### Saved entries
********************
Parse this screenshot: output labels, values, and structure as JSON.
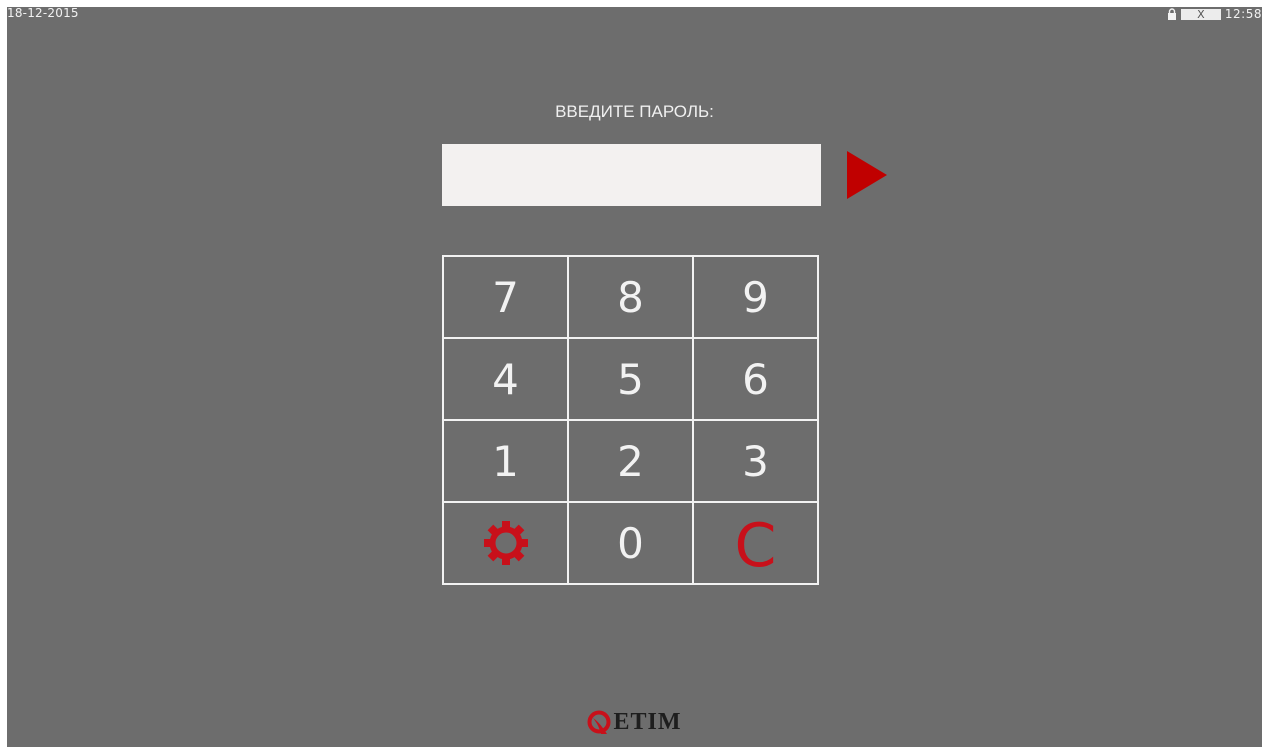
{
  "status_bar": {
    "date": "18-12-2015",
    "close_label": "X",
    "time": "12:58"
  },
  "login": {
    "prompt": "ВВЕДИТЕ ПАРОЛЬ:",
    "password_value": ""
  },
  "keypad": {
    "k7": "7",
    "k8": "8",
    "k9": "9",
    "k4": "4",
    "k5": "5",
    "k6": "6",
    "k1": "1",
    "k2": "2",
    "k3": "3",
    "settings_icon": "gear-icon",
    "k0": "0",
    "clear": "C"
  },
  "logo": {
    "text": "ETIM"
  },
  "colors": {
    "background": "#6d6d6d",
    "accent": "#c8101a",
    "input_bg": "#f3f1f0",
    "text": "#f2f2f2"
  }
}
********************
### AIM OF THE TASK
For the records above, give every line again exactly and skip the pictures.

### WRITTEN REPLY
Parse this screenshot: output labels, values, and structure as JSON.
{
  "status_bar": {
    "date": "18-12-2015",
    "close_label": "X",
    "time": "12:58"
  },
  "login": {
    "prompt": "ВВЕДИТЕ ПАРОЛЬ:",
    "password_value": ""
  },
  "keypad": {
    "k7": "7",
    "k8": "8",
    "k9": "9",
    "k4": "4",
    "k5": "5",
    "k6": "6",
    "k1": "1",
    "k2": "2",
    "k3": "3",
    "settings_icon": "gear-icon",
    "k0": "0",
    "clear": "C"
  },
  "logo": {
    "text": "ETIM"
  },
  "colors": {
    "background": "#6d6d6d",
    "accent": "#c8101a",
    "input_bg": "#f3f1f0",
    "text": "#f2f2f2"
  }
}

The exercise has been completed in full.